→ Work instruction: Below is the data. Give it again, complete and exact.
----------
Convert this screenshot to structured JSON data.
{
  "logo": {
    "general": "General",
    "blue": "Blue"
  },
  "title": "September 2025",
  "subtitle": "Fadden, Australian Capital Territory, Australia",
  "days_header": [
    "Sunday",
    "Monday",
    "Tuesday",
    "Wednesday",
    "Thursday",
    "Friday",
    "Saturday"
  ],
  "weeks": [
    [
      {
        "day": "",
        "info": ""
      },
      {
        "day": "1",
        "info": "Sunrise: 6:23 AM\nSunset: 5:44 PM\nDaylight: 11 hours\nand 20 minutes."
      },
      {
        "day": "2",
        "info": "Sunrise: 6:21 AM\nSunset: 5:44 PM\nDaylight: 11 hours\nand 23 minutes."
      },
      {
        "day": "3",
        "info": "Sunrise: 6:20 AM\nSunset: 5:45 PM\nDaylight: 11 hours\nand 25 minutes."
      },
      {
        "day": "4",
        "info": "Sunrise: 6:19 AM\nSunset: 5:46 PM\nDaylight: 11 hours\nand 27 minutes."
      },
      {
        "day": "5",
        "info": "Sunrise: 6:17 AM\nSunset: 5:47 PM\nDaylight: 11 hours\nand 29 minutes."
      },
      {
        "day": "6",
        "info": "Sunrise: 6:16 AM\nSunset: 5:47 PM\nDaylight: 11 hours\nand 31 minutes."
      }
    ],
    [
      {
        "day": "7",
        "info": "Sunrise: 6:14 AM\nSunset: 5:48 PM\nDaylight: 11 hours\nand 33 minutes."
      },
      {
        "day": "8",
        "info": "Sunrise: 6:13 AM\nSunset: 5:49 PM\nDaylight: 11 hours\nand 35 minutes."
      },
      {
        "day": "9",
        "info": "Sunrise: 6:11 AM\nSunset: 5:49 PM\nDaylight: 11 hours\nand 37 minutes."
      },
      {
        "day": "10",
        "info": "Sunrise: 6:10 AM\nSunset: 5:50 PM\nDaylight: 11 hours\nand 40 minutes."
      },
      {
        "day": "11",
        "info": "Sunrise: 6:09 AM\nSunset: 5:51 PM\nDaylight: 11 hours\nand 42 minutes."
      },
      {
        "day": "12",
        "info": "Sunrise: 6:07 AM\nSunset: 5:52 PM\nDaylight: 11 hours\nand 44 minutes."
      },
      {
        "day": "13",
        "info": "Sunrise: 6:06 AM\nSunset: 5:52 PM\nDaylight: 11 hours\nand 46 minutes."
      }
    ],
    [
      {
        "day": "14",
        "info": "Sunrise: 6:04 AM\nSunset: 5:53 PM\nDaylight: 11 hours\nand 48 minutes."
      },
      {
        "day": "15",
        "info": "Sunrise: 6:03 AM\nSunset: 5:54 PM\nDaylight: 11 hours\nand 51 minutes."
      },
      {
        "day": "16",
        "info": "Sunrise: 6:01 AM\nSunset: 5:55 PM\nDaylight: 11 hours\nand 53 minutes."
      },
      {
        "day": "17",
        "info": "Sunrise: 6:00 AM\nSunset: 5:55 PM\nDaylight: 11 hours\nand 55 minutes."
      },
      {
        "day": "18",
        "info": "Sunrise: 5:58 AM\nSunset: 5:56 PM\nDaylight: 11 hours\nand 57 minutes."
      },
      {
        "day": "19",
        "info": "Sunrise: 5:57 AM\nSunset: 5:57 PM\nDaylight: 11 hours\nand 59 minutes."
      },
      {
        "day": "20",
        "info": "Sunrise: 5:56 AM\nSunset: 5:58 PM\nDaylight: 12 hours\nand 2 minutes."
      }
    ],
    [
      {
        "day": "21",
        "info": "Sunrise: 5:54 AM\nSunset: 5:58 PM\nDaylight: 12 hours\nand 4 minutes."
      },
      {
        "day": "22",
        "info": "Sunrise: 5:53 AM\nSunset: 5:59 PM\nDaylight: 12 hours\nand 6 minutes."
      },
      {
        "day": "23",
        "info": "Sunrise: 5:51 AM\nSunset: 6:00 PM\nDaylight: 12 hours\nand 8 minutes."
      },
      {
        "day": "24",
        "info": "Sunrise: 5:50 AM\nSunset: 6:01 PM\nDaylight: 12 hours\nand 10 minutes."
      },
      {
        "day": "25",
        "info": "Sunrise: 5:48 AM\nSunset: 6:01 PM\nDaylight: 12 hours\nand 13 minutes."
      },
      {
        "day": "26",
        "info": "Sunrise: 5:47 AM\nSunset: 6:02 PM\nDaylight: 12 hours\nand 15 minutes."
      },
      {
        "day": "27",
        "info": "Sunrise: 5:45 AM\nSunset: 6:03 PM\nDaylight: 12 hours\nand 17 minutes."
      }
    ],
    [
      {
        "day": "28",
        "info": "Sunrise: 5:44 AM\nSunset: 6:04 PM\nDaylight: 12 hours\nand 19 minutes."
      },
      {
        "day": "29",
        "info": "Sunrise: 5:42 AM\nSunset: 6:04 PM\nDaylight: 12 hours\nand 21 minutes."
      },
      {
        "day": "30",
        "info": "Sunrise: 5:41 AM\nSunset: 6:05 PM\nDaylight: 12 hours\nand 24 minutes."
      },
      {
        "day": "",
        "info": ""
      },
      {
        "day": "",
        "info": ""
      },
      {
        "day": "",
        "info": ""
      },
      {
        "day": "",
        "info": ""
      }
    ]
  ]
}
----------
→ Solution for this problem:
Convert this screenshot to structured JSON data.
{
  "logo": {
    "general": "General",
    "blue": "Blue"
  },
  "title": "September 2025",
  "subtitle": "Fadden, Australian Capital Territory, Australia",
  "days_header": [
    "Sunday",
    "Monday",
    "Tuesday",
    "Wednesday",
    "Thursday",
    "Friday",
    "Saturday"
  ],
  "weeks": [
    [
      {
        "day": "",
        "info": ""
      },
      {
        "day": "1",
        "info": "Sunrise: 6:23 AM\nSunset: 5:44 PM\nDaylight: 11 hours\nand 20 minutes."
      },
      {
        "day": "2",
        "info": "Sunrise: 6:21 AM\nSunset: 5:44 PM\nDaylight: 11 hours\nand 23 minutes."
      },
      {
        "day": "3",
        "info": "Sunrise: 6:20 AM\nSunset: 5:45 PM\nDaylight: 11 hours\nand 25 minutes."
      },
      {
        "day": "4",
        "info": "Sunrise: 6:19 AM\nSunset: 5:46 PM\nDaylight: 11 hours\nand 27 minutes."
      },
      {
        "day": "5",
        "info": "Sunrise: 6:17 AM\nSunset: 5:47 PM\nDaylight: 11 hours\nand 29 minutes."
      },
      {
        "day": "6",
        "info": "Sunrise: 6:16 AM\nSunset: 5:47 PM\nDaylight: 11 hours\nand 31 minutes."
      }
    ],
    [
      {
        "day": "7",
        "info": "Sunrise: 6:14 AM\nSunset: 5:48 PM\nDaylight: 11 hours\nand 33 minutes."
      },
      {
        "day": "8",
        "info": "Sunrise: 6:13 AM\nSunset: 5:49 PM\nDaylight: 11 hours\nand 35 minutes."
      },
      {
        "day": "9",
        "info": "Sunrise: 6:11 AM\nSunset: 5:49 PM\nDaylight: 11 hours\nand 37 minutes."
      },
      {
        "day": "10",
        "info": "Sunrise: 6:10 AM\nSunset: 5:50 PM\nDaylight: 11 hours\nand 40 minutes."
      },
      {
        "day": "11",
        "info": "Sunrise: 6:09 AM\nSunset: 5:51 PM\nDaylight: 11 hours\nand 42 minutes."
      },
      {
        "day": "12",
        "info": "Sunrise: 6:07 AM\nSunset: 5:52 PM\nDaylight: 11 hours\nand 44 minutes."
      },
      {
        "day": "13",
        "info": "Sunrise: 6:06 AM\nSunset: 5:52 PM\nDaylight: 11 hours\nand 46 minutes."
      }
    ],
    [
      {
        "day": "14",
        "info": "Sunrise: 6:04 AM\nSunset: 5:53 PM\nDaylight: 11 hours\nand 48 minutes."
      },
      {
        "day": "15",
        "info": "Sunrise: 6:03 AM\nSunset: 5:54 PM\nDaylight: 11 hours\nand 51 minutes."
      },
      {
        "day": "16",
        "info": "Sunrise: 6:01 AM\nSunset: 5:55 PM\nDaylight: 11 hours\nand 53 minutes."
      },
      {
        "day": "17",
        "info": "Sunrise: 6:00 AM\nSunset: 5:55 PM\nDaylight: 11 hours\nand 55 minutes."
      },
      {
        "day": "18",
        "info": "Sunrise: 5:58 AM\nSunset: 5:56 PM\nDaylight: 11 hours\nand 57 minutes."
      },
      {
        "day": "19",
        "info": "Sunrise: 5:57 AM\nSunset: 5:57 PM\nDaylight: 11 hours\nand 59 minutes."
      },
      {
        "day": "20",
        "info": "Sunrise: 5:56 AM\nSunset: 5:58 PM\nDaylight: 12 hours\nand 2 minutes."
      }
    ],
    [
      {
        "day": "21",
        "info": "Sunrise: 5:54 AM\nSunset: 5:58 PM\nDaylight: 12 hours\nand 4 minutes."
      },
      {
        "day": "22",
        "info": "Sunrise: 5:53 AM\nSunset: 5:59 PM\nDaylight: 12 hours\nand 6 minutes."
      },
      {
        "day": "23",
        "info": "Sunrise: 5:51 AM\nSunset: 6:00 PM\nDaylight: 12 hours\nand 8 minutes."
      },
      {
        "day": "24",
        "info": "Sunrise: 5:50 AM\nSunset: 6:01 PM\nDaylight: 12 hours\nand 10 minutes."
      },
      {
        "day": "25",
        "info": "Sunrise: 5:48 AM\nSunset: 6:01 PM\nDaylight: 12 hours\nand 13 minutes."
      },
      {
        "day": "26",
        "info": "Sunrise: 5:47 AM\nSunset: 6:02 PM\nDaylight: 12 hours\nand 15 minutes."
      },
      {
        "day": "27",
        "info": "Sunrise: 5:45 AM\nSunset: 6:03 PM\nDaylight: 12 hours\nand 17 minutes."
      }
    ],
    [
      {
        "day": "28",
        "info": "Sunrise: 5:44 AM\nSunset: 6:04 PM\nDaylight: 12 hours\nand 19 minutes."
      },
      {
        "day": "29",
        "info": "Sunrise: 5:42 AM\nSunset: 6:04 PM\nDaylight: 12 hours\nand 21 minutes."
      },
      {
        "day": "30",
        "info": "Sunrise: 5:41 AM\nSunset: 6:05 PM\nDaylight: 12 hours\nand 24 minutes."
      },
      {
        "day": "",
        "info": ""
      },
      {
        "day": "",
        "info": ""
      },
      {
        "day": "",
        "info": ""
      },
      {
        "day": "",
        "info": ""
      }
    ]
  ]
}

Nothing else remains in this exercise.